DIRECTIONS
Down to the final line, return the records unchanged.

DATA SUPPLIED: Begin

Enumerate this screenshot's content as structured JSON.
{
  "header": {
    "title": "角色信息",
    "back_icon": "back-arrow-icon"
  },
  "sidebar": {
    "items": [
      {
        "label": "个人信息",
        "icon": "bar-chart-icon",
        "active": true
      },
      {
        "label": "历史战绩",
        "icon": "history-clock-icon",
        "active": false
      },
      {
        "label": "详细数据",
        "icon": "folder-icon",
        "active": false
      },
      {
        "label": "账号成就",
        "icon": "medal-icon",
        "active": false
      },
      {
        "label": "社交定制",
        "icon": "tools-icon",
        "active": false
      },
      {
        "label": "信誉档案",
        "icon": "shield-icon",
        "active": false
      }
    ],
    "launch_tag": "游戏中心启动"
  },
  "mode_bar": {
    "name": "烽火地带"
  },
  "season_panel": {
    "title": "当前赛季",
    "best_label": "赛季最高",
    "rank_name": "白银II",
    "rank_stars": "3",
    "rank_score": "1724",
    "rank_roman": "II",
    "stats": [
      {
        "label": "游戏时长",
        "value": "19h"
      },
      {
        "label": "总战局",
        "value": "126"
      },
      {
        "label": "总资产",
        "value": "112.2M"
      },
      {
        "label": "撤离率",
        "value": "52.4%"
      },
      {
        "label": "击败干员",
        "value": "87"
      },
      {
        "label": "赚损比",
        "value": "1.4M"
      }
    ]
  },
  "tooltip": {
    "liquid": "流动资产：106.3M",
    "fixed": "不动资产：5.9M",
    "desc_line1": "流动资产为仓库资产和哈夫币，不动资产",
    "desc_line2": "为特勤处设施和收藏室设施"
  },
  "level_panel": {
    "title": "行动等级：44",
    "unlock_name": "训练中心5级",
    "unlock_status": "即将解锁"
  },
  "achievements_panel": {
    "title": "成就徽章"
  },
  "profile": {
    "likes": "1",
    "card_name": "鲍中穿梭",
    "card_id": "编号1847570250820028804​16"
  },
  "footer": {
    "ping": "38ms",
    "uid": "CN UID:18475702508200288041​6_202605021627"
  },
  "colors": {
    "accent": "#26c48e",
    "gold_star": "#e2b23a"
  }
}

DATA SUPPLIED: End

WRITTEN RESPONSE
Enumerate this screenshot's content as structured JSON.
{
  "header": {
    "title": "角色信息",
    "back_icon": "back-arrow-icon"
  },
  "sidebar": {
    "items": [
      {
        "label": "个人信息",
        "icon": "bar-chart-icon",
        "active": true
      },
      {
        "label": "历史战绩",
        "icon": "history-clock-icon",
        "active": false
      },
      {
        "label": "详细数据",
        "icon": "folder-icon",
        "active": false
      },
      {
        "label": "账号成就",
        "icon": "medal-icon",
        "active": false
      },
      {
        "label": "社交定制",
        "icon": "tools-icon",
        "active": false
      },
      {
        "label": "信誉档案",
        "icon": "shield-icon",
        "active": false
      }
    ],
    "launch_tag": "游戏中心启动"
  },
  "mode_bar": {
    "name": "烽火地带"
  },
  "season_panel": {
    "title": "当前赛季",
    "best_label": "赛季最高",
    "rank_name": "白银II",
    "rank_stars": "3",
    "rank_score": "1724",
    "rank_roman": "II",
    "stats": [
      {
        "label": "游戏时长",
        "value": "19h"
      },
      {
        "label": "总战局",
        "value": "126"
      },
      {
        "label": "总资产",
        "value": "112.2M"
      },
      {
        "label": "撤离率",
        "value": "52.4%"
      },
      {
        "label": "击败干员",
        "value": "87"
      },
      {
        "label": "赚损比",
        "value": "1.4M"
      }
    ]
  },
  "tooltip": {
    "liquid": "流动资产：106.3M",
    "fixed": "不动资产：5.9M",
    "desc_line1": "流动资产为仓库资产和哈夫币，不动资产",
    "desc_line2": "为特勤处设施和收藏室设施"
  },
  "level_panel": {
    "title": "行动等级：44",
    "unlock_name": "训练中心5级",
    "unlock_status": "即将解锁"
  },
  "achievements_panel": {
    "title": "成就徽章"
  },
  "profile": {
    "likes": "1",
    "card_name": "鲍中穿梭",
    "card_id": "编号1847570250820028804​16"
  },
  "footer": {
    "ping": "38ms",
    "uid": "CN UID:18475702508200288041​6_202605021627"
  },
  "colors": {
    "accent": "#26c48e",
    "gold_star": "#e2b23a"
  }
}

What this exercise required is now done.